Visa’s profits rose 33 percent in the fiscal first-quarter on increased revenue, even as consumers pull back sharply on spending amid the recession. The payment processing giant reported net income of $763 million, or $1.02 per share, compared with $574 million, or 74 cents per share a year ago. Revenue growth was strong in all segments, climbing 13 percent to $1.96 billion from $1.74 billion a year ago, driven by strong growth in all revenue categories, particularly data processing revenues and international transaction revenues. Analysts surveyed by Thomson Reuters expected 91 cents per share on revenue of $1.92 billion, on average. Visa said payment volume for the period ended Dec. 31 grew 8.5 percent to $769 million. Total cards carrying the Visa brands rose 5 percent worldwide to 1.8 billion, and processed transactions for the three months ended Dec. 31 grew 12 percent to 10.9 billion.

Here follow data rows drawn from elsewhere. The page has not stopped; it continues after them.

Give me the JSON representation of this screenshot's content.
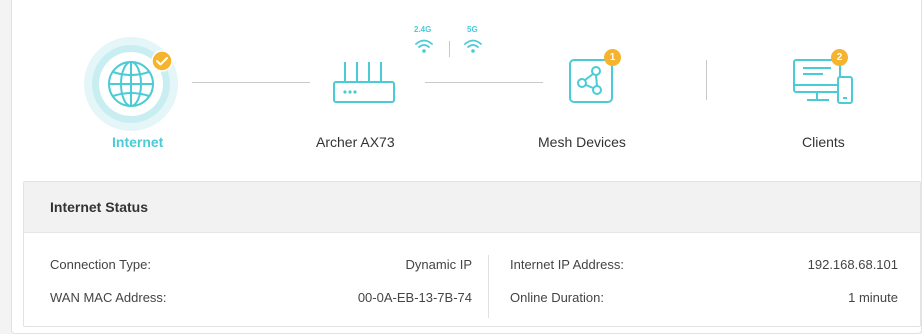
{
  "topology": {
    "nodes": [
      {
        "label": "Internet",
        "icon": "globe-icon",
        "status": "check-icon",
        "active": true
      },
      {
        "label": "Archer AX73",
        "icon": "router-icon"
      },
      {
        "label": "Mesh Devices",
        "icon": "mesh-icon",
        "badge": "1"
      },
      {
        "label": "Clients",
        "icon": "clients-icon",
        "badge": "2"
      }
    ],
    "bands": [
      {
        "label": "2.4G",
        "icon": "wifi-icon"
      },
      {
        "label": "5G",
        "icon": "wifi-icon"
      }
    ]
  },
  "internet_status": {
    "title": "Internet Status",
    "connection_type": {
      "label": "Connection Type:",
      "value": "Dynamic IP"
    },
    "wan_mac": {
      "label": "WAN MAC Address:",
      "value": "00-0A-EB-13-7B-74"
    },
    "ip_address": {
      "label": "Internet IP Address:",
      "value": "192.168.68.101"
    },
    "online_duration": {
      "label": "Online Duration:",
      "value": "1 minute"
    }
  },
  "colors": {
    "accent": "#4acbd6",
    "badge": "#f5b32e",
    "check": "#f5b32e"
  }
}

CEO Joseph Saunders said in a conference call with analysts that the improved results reflect a continued shift to electronic payments, particularly to debit cards, which saw a 17 percent increase in payment volume in the quarter from the year-ago period. Debit transactions now make up 54 percent of total U.S. payment volume, the company said. The company said it expects 2010 revenue growth between 11 percent and 15 percent and earnings per share growth above 20 percent.

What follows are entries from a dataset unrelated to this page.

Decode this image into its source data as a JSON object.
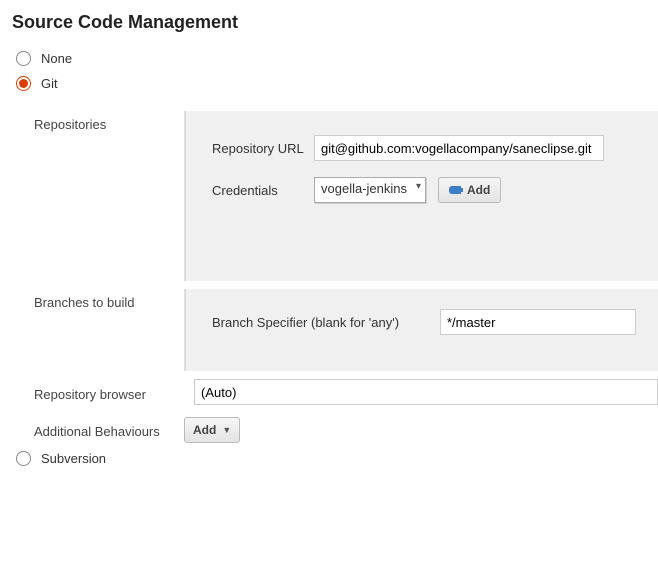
{
  "title": "Source Code Management",
  "scm_options": {
    "none": "None",
    "git": "Git",
    "subversion": "Subversion"
  },
  "selected_scm": "git",
  "repositories": {
    "section_label": "Repositories",
    "url_label": "Repository URL",
    "url_value": "git@github.com:vogellacompany/saneclipse.git",
    "credentials_label": "Credentials",
    "credentials_selected": "vogella-jenkins",
    "add_button": "Add"
  },
  "branches": {
    "section_label": "Branches to build",
    "specifier_label": "Branch Specifier (blank for 'any')",
    "specifier_value": "*/master"
  },
  "browser": {
    "label": "Repository browser",
    "value": "(Auto)"
  },
  "behaviours": {
    "label": "Additional Behaviours",
    "add_button": "Add"
  }
}
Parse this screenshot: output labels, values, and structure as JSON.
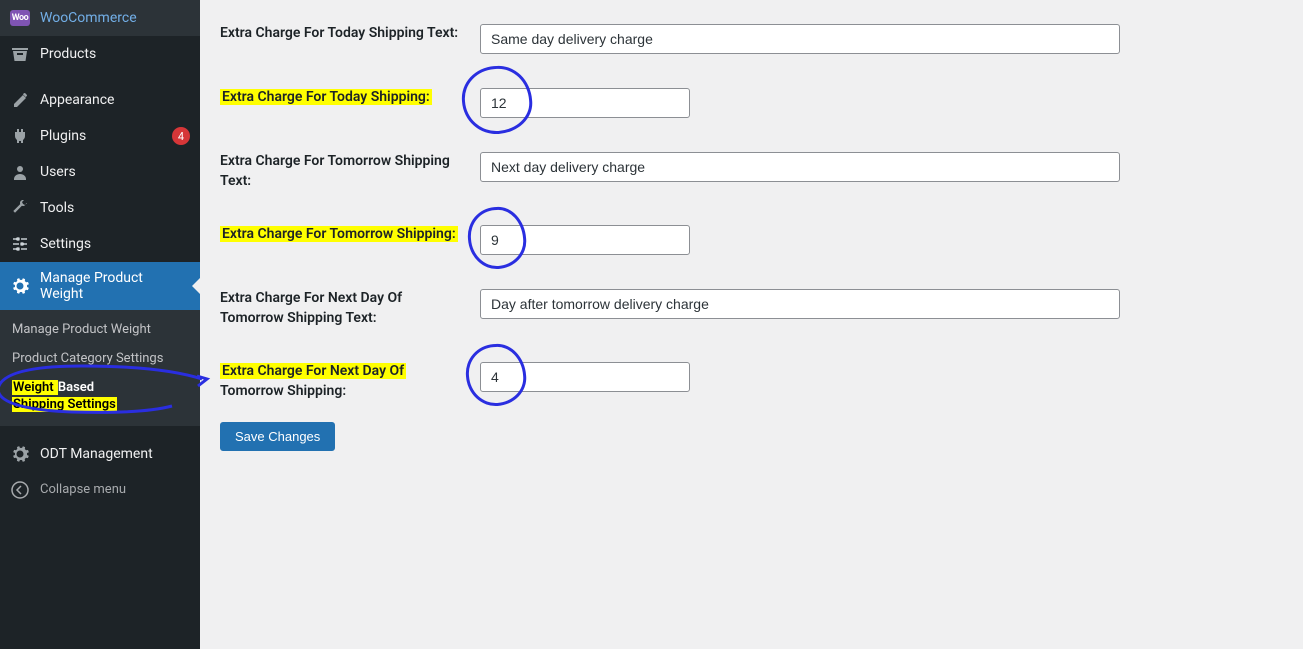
{
  "sidebar": {
    "woocommerce": "WooCommerce",
    "products": "Products",
    "appearance": "Appearance",
    "plugins": "Plugins",
    "plugins_badge": "4",
    "users": "Users",
    "tools": "Tools",
    "settings": "Settings",
    "manage_weight": "Manage Product Weight",
    "submenu": {
      "manage_weight": "Manage Product Weight",
      "category_settings": "Product Category Settings",
      "weight_based_pre": "Weight ",
      "weight_based_hl1": "Based",
      "weight_based_br": " ",
      "weight_based_hl2": "Shipping Settings"
    },
    "odt": "ODT Management",
    "collapse": "Collapse menu"
  },
  "form": {
    "today_text_label": "Extra Charge For Today Shipping Text:",
    "today_text_value": "Same day delivery charge",
    "today_label": "Extra Charge For Today Shipping:",
    "today_value": "12",
    "tomorrow_text_label": "Extra Charge For Tomorrow Shipping Text:",
    "tomorrow_text_value": "Next day delivery charge",
    "tomorrow_label": "Extra Charge For Tomorrow Shipping:",
    "tomorrow_value": "9",
    "dayafter_text_label": "Extra Charge For Next Day Of Tomorrow Shipping Text:",
    "dayafter_text_value": "Day after tomorrow delivery charge",
    "dayafter_label_pre": "Extra Charge For Next Day Of",
    "dayafter_label_post": " Tomorrow Shipping:",
    "dayafter_value": "4",
    "save": "Save Changes"
  }
}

With Visa seeing more of its revenues derived from debit card transactions, and Visa controlling more than half of the American debit card market, even if credit is not granted as easily to its customers as in the past Visa still looks strong. During a very tight year, more cards were still issued and profits were much higher than last year and beat expectations for this quarter.